Prisons, poisons, and passions combine in a gorgeously written fantasy noir by the author of the Morris Award-winning A CURSE DARK AS GOLD.
In the vein of Alan Brinkley’s “The Publisher: Henry Luce and His American Century” and Katharine Graham’s “Personal History” comes the first comprehensive chronicle of the Medill family–a riveting true story of the country’s first media dynasty whose power and influence shaped the story of America for four generations.
From the bestselling author of the Wake trilogy. In a society that purges 13-year-olds who are creative, identical twins Aaron and Alex are separated, one to attend University while the other, supposedly Eliminated, finds himself in a wondrous place where youths hone their abilities and learn magic. (Ages 10 to 14)
When 17-year-old Silas Umber’s father disappears, Silas is sure it is connected to the powerful artifact he discovers, combined with his father’s hidden hometown history, which compels Silas to pursue the path leading to his destiny and ultimately, to the discovery of his father, dead or alive. (Ages 13 to 17)
A gritty, bold, and much-anticipated sequel to The Hummingbird’s Daughter… Fiercely romantic and at times heart-breaking but also full of humor, Urrea’s latest novel blends fairy tale, Western adventure, folk tale, and historical drama. Fans of Hummingbird and readers new to Urrea’s work will surely enjoy this magnificent, epic novel.”– Library Journal
The Orchard is the story of a street-smart city girl who must adapt to a new life on an apple farm after she falls in love with Adrian Curtis, the golden boy of a prominent local family whose lives and orchards seem to be cursed. Married after only three months, young Theresa finds life with Adrian on the farm far more difficult and dangerous than she expected.
Benzonia, Michigan, 1894: a sleepy Congregationalist community, dedicated to the education of hardworking and virtuous young people of both sexes and all races. Anna Spencer Thacker is the daughter of missionaries, a faithful wife, and mother of five, pious to a fault. She is suddenly stricken with a mysterious ailment that soon proves fatal. Was it truly an unfortunate illness? Or was it murder—or suicide?
When Alice’s Aunt Polly passes away, she takes with her the secret to her world-famous pie-crust recipe. Or does she? In her will, Polly leaves the recipe to her extraordinarily surly cat Lardo . . . and then leaves Lardo in the care of Alice. Suddenly Alice is thrust into the center of a piestorm, with everyone in town trying to be the next pie-contest winner. (Ages 9 to 12)
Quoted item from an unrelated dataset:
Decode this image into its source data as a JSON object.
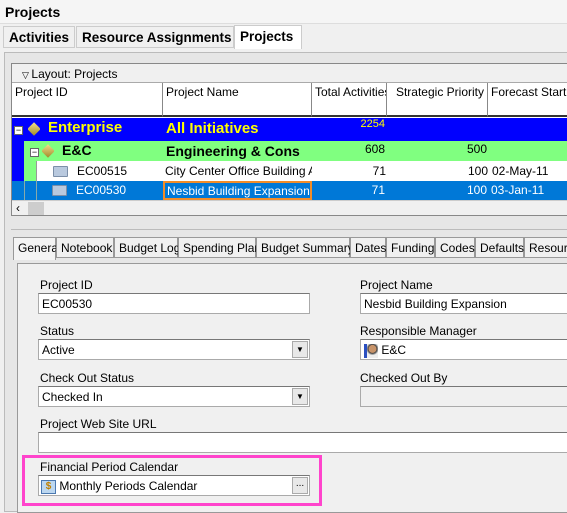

Award-winning novelist Martha Southgate (who, in the words of Julia Glass, can write fat and hot, then lush and tender, then just plain truthful and burning with heart ) now tells the story of a family pushed to its limits by addiction over the course of two generations.
“We were exposed to these phenomena in order that we might learn something, but of course the lessons we learn are not always those we are taught . . .”
So begins Matthew Garth’s story of the fall of 1962, when the shooting of a young woman on Thanksgiving Day sets off a chain of unsettling events in Willow Falls, Minnesota.
“A…spot on sequel to her bestselling debut, Whistling in the Dark. Kagen does a remarkable job of balancing the goofiness of an eleven-year-old with the sinister plot points, creating a suspenseful yarn that still retains an air of genuine innocence. Readers who enjoyed the first story are in for a treat.”
This first novel for young readers by the acclaimed author of “A Family Daughter” follows a 14-year-old American girl whose life unexpectedly transforms when she moves to London in 1952 and gets swept up in a race to save the world from nuclear war. Illustrations. (Ages 10 to 14)